A new trend that emerged in 2017 was the phenomenon of “rage donations,” or donations in response to anger and frustration to something in the public sphere. The long-term impact of rage donations remains unknown, but retention for these donors, if the past is any indication, is expected to be low.
Looking ahead to 2018, based on trends gleaned from the data in the report, the best practices for nonprofits include building a major gift infrastructure and focus on individual donors and donor retention. Addressing the expectations of emerging leaders and major donors, it is important to effectively communicate data that reflects achievements, results, and ROI clearly presenting the impact of dollars and the connection to impact on individual’s values. Strong economic indicators to date predict that 2018 will also be a strong year for charitable giving.
Donor Advised Funds (DAFs) have increased in importance, and they continue to grow in popularity as a platform for philanthropy. The flexibility of the DAF, enabling of donors to inject more strategy and focus into their giving, is contributing to the expanded use of this effective tool.

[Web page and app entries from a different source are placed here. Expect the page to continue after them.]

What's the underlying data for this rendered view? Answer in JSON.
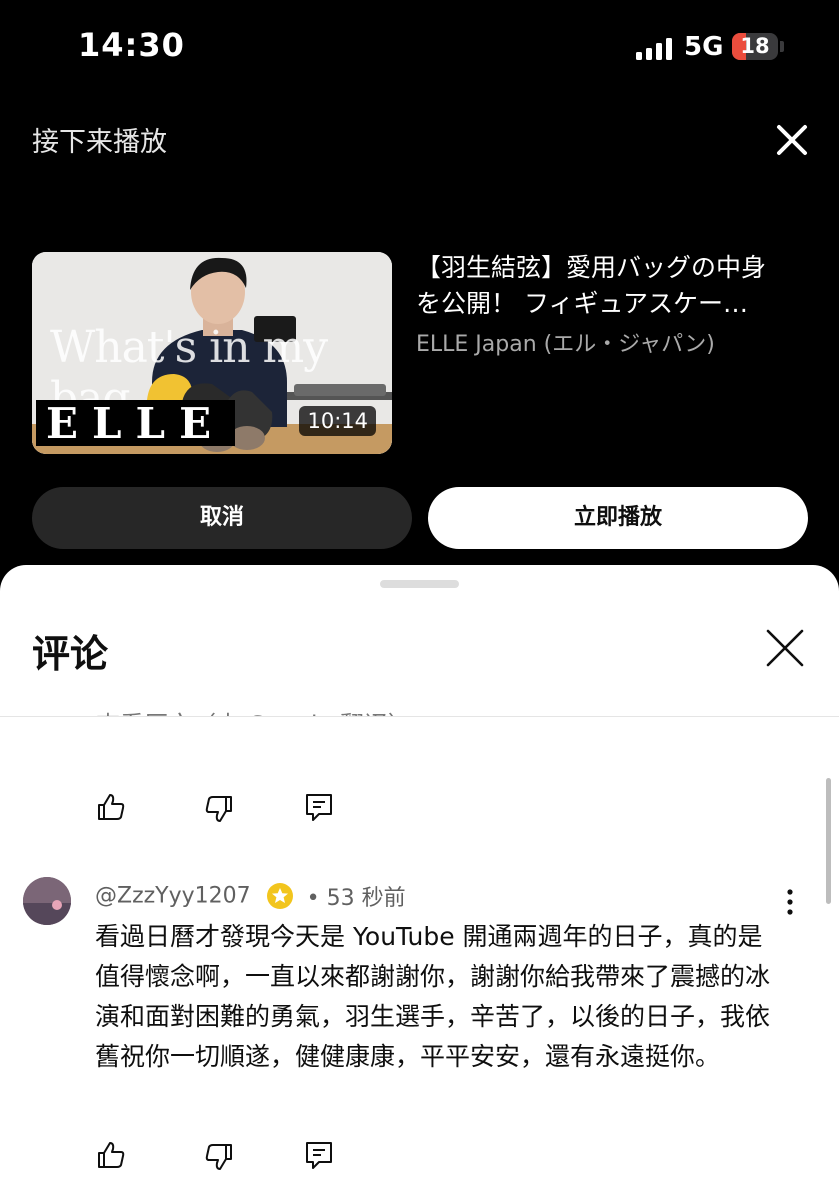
{
  "status_bar": {
    "time": "14:30",
    "network": "5G",
    "battery": "18"
  },
  "up_next": {
    "title": "接下来播放",
    "video": {
      "title_line1": "【羽生結弦】愛用バッグの中身",
      "title_line2": "を公開！ フィギュアスケー…",
      "channel": "ELLE Japan (エル・ジャパン)",
      "duration": "10:14",
      "thumbnail_text": "What's in my bag",
      "thumbnail_logo": "ELLE"
    },
    "cancel_label": "取消",
    "play_label": "立即播放"
  },
  "comments": {
    "title": "评论",
    "truncated_text": "查看原文（由 Google 翻译）",
    "comment": {
      "author": "@ZzzYyy1207",
      "time": "• 53 秒前",
      "text": "看過日曆才發現今天是 YouTube 開通兩週年的日子，真的是值得懷念啊，一直以來都謝謝你，謝謝你給我帶來了震撼的冰演和面對困難的勇氣，羽生選手，辛苦了，以後的日子，我依舊祝你一切順遂，健健康康，平平安安，還有永遠挺你。"
    }
  },
  "colors": {
    "battery_low": "#eb4d3d",
    "badge": "#f2c51d",
    "dark_button": "#272727"
  }
}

The Giving USA report shows that Americans remained generous and caring about their communities, despite an unsettled political landscape. This report highlights trends and changes affecting nonprofit organizations. Giving USA: The Annual Report on Philanthropy has detailed America’s annual estimated charitable contributions – and how they are used – since 1956, making it the longest running study of its kind. The complete GUSA report plus an executive summary are both available at givingusareports.org.

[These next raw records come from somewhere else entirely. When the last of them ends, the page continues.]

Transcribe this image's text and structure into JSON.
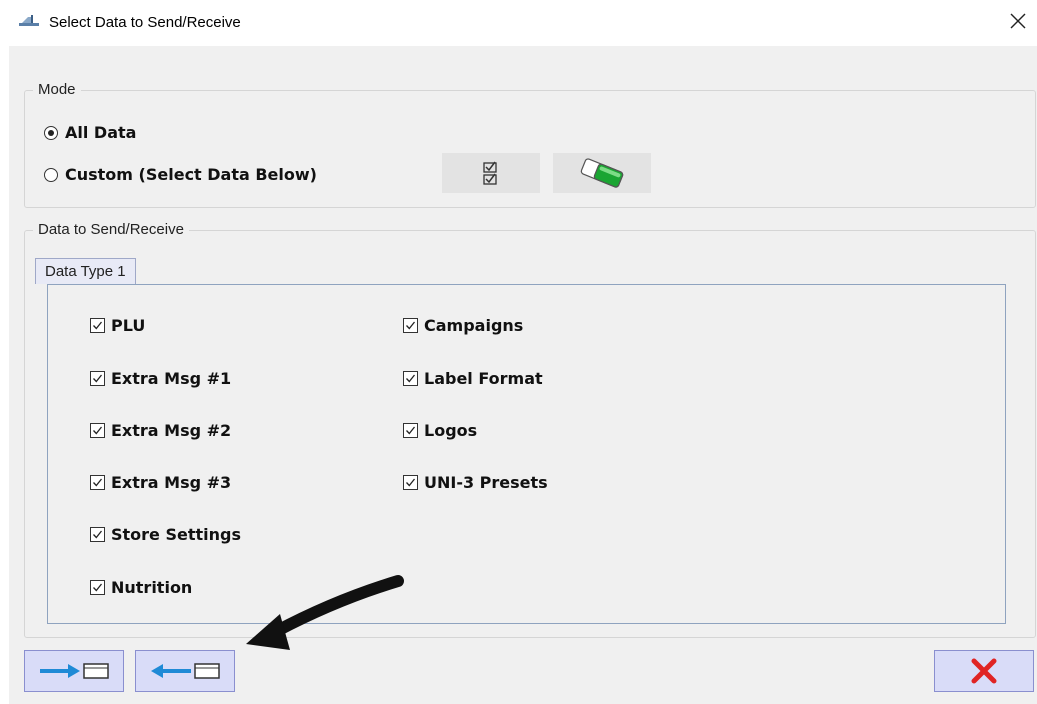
{
  "window": {
    "title": "Select Data to Send/Receive"
  },
  "mode": {
    "legend": "Mode",
    "options": [
      {
        "label": "All Data",
        "selected": true
      },
      {
        "label": "Custom (Select Data Below)",
        "selected": false
      }
    ]
  },
  "data_section": {
    "legend": "Data to Send/Receive",
    "tab_label": "Data Type 1",
    "left_column": [
      {
        "label": "PLU",
        "checked": true
      },
      {
        "label": "Extra Msg #1",
        "checked": true
      },
      {
        "label": "Extra Msg #2",
        "checked": true
      },
      {
        "label": "Extra Msg #3",
        "checked": true
      },
      {
        "label": "Store Settings",
        "checked": true
      },
      {
        "label": "Nutrition",
        "checked": true
      }
    ],
    "right_column": [
      {
        "label": "Campaigns",
        "checked": true
      },
      {
        "label": "Label Format",
        "checked": true
      },
      {
        "label": "Logos",
        "checked": true
      },
      {
        "label": "UNI-3 Presets",
        "checked": true
      }
    ]
  },
  "icons": {
    "select_all": "check-all-icon",
    "clear": "eraser-icon",
    "send": "send-arrow-icon",
    "receive": "receive-arrow-icon",
    "cancel": "red-x-icon",
    "annotation": "annotation-arrow"
  },
  "colors": {
    "arrow_blue": "#1f8ad6",
    "cancel_red": "#e02424",
    "eraser_green": "#1aa532",
    "button_bg": "#d9dcf8"
  }
}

To review slides from our recent webinar on Giving USA 2018, please click here.
Avrum Lapin is President, Rebecca Molberger is a Consultant, and Andrea Otto is Marketing Coordinator at The Lapin Group, LLC, based in Jenkintown, Pennsylvania, a prominent full-service fundraising and management consulting firm for nonprofits. The Lapin Group inspires and leads US-based and international nonprofits seeking fund, organizational, leadership, and business development solutions, offering contemporary and leading-edge approaches and strategies. A Board member of the Giving Institute and a member of the Editorial Review Board of Giving USA, Avrum is a frequent contributor to eJewishphilanthropy.com and speaker in the US and in Israel on opportunities and challenges in today’s nonprofit marketplace.
My colleagues and I welcome your comments and emails. Let us know what you think. Please feel free to contact us at The Lapin Group at 215-885-1550 or email@example.com to discuss this further.